Refining Grant Making

Initially, FACT funded organizations all over the United States. But soon after Diane moved the foundation from Washington DC to California in 1997, she realized that it would be more strategic to concentrate on three geographical areas. California, which had a number of interesting groups with a long-term vision related to turning around entire cities, became a priority. A cluster of groups in New Mexico was promising. FACT also felt that the South was particularly underfunded, and groups in Kentucky (Kentuckians for the Commonwealth) and Mississippi (Southern Echo) were among the foundation’s first, and most solid, grantees. California, the Southwest, and the South thus became the focus of FACT’s grant making.

In 1997, a small grant making program was also initiated in France since Diane’s mother, Danielle, is French. With the help of a part-time staff person, FACT developed a program to help a dozen locally-based organizations in two regions of France that believed in the power of individuals acting together to make change for themselves and their communities.

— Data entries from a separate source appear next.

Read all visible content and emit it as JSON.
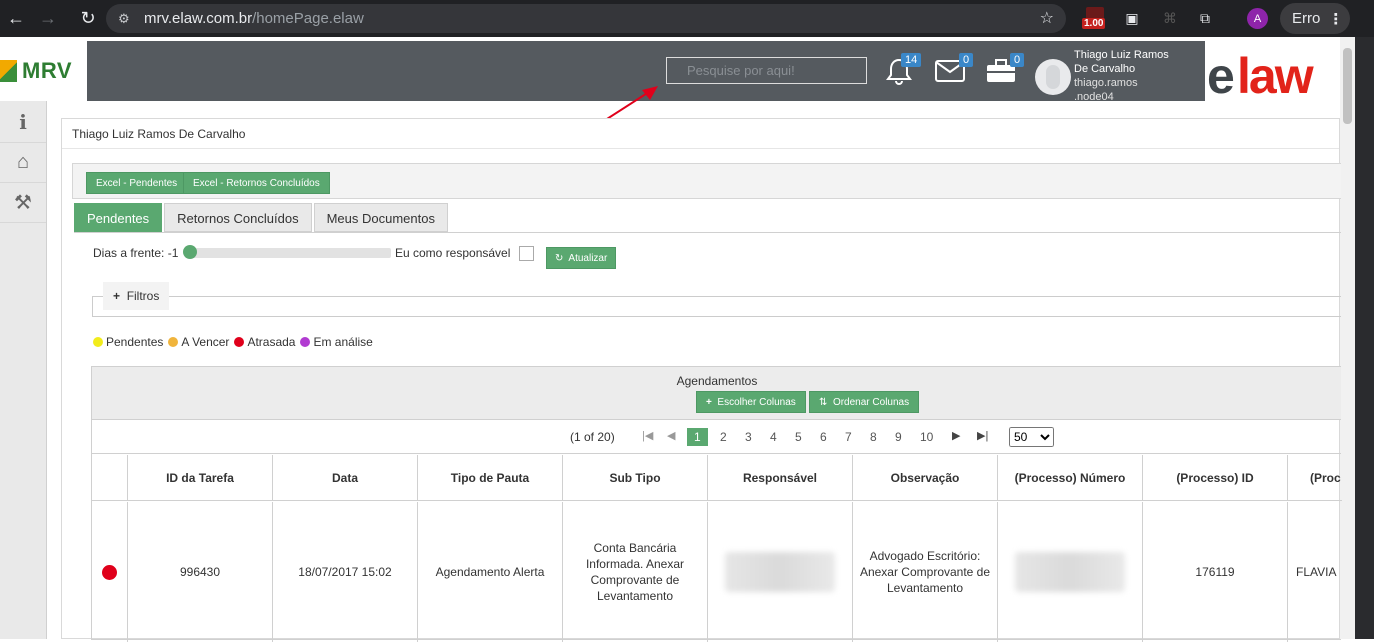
{
  "browser": {
    "url_host": "mrv.elaw.com.br",
    "url_path": "/homePage.elaw",
    "ext_badge": "1.00",
    "profile_initial": "A",
    "error_label": "Erro"
  },
  "header": {
    "brand": "MRV",
    "search_placeholder": "Pesquise por aqui!",
    "notifications_count": "14",
    "messages_count": "0",
    "briefcase_count": "0",
    "user_name_1": "Thiago Luiz Ramos",
    "user_name_2": "De Carvalho",
    "user_login": "thiago.ramos",
    "user_node": ".node04",
    "logo_e": "e",
    "logo_law": "law"
  },
  "panel": {
    "title": "Thiago Luiz Ramos De Carvalho",
    "excel_pendentes": "Excel - Pendentes",
    "excel_retornos": "Excel - Retornos Concluídos",
    "tabs": [
      "Pendentes",
      "Retornos Concluídos",
      "Meus Documentos"
    ],
    "dias_label": "Dias a frente: -1",
    "eu_como": "Eu como responsável",
    "atualizar": "Atualizar",
    "filtros": "Filtros",
    "status": [
      {
        "label": "Pendentes",
        "color": "#f2ec1c"
      },
      {
        "label": "A Vencer",
        "color": "#f0b43c"
      },
      {
        "label": "Atrasada",
        "color": "#e0001b"
      },
      {
        "label": "Em análise",
        "color": "#b13bd1"
      }
    ]
  },
  "grid": {
    "title": "Agendamentos",
    "escolher_colunas": "Escolher Colunas",
    "ordenar_colunas": "Ordenar Colunas",
    "page_info": "(1 of 20)",
    "pages": [
      "1",
      "2",
      "3",
      "4",
      "5",
      "6",
      "7",
      "8",
      "9",
      "10"
    ],
    "per_page": "50",
    "columns": [
      "ID da Tarefa",
      "Data",
      "Tipo de Pauta",
      "Sub Tipo",
      "Responsável",
      "Observação",
      "(Processo) Número",
      "(Processo) ID",
      "(Proc Co"
    ],
    "rows": [
      {
        "id": "996430",
        "data": "18/07/2017 15:02",
        "tipo": "Agendamento Alerta",
        "subtipo": "Conta Bancária Informada. Anexar Comprovante de Levantamento",
        "observacao": "Advogado Escritório: Anexar Comprovante de Levantamento",
        "processo_id": "176119",
        "processo_co": "FLAVIA"
      }
    ]
  }
}
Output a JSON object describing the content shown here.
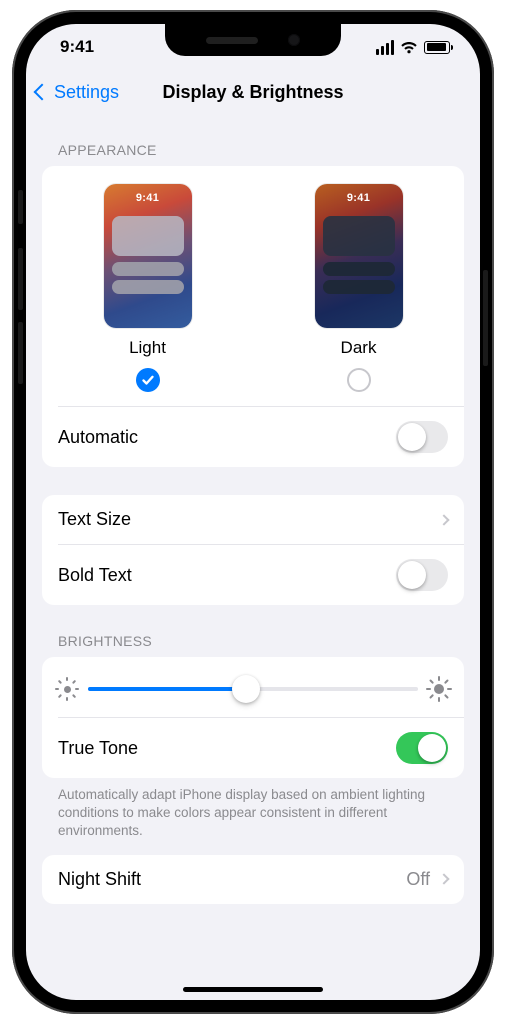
{
  "status": {
    "time": "9:41"
  },
  "nav": {
    "back": "Settings",
    "title": "Display & Brightness"
  },
  "appearance": {
    "header": "APPEARANCE",
    "options": [
      {
        "label": "Light",
        "preview_time": "9:41",
        "selected": true
      },
      {
        "label": "Dark",
        "preview_time": "9:41",
        "selected": false
      }
    ],
    "automatic": {
      "label": "Automatic",
      "on": false
    }
  },
  "text": {
    "text_size": {
      "label": "Text Size"
    },
    "bold_text": {
      "label": "Bold Text",
      "on": false
    }
  },
  "brightness": {
    "header": "BRIGHTNESS",
    "value_percent": 48,
    "true_tone": {
      "label": "True Tone",
      "on": true
    },
    "footer": "Automatically adapt iPhone display based on ambient lighting conditions to make colors appear consistent in different environments."
  },
  "night_shift": {
    "label": "Night Shift",
    "value": "Off"
  }
}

With the move to California, FACT had found its niche. It also found an important new role: being an advocate for its grantees and the issues they worked on. With a small number of groups and no unsolicited proposals to read, Diane and FACT’s staff had time to get to know the grantees well, make site visits, listen to them and understand what they needed. With this information, FACT staff came to be known as a resource for other funders interested in the work of these groups. They sought to connect grantees to other funding sources by highlighting their work and opening doors with foundation program officers. They also became active in the philanthropic sector, helping to show other funders the impact of community led social justice work, which receives only a tiny percentage of philanthropic dollars as compared to the funds that go to bigger policy-driven groups. “Community organizing has an impact on people, and, in the long term on policies, because if grassroots people are behind the laws that are passed, they can make sure they are implemented and never get overturned,”
Diane said.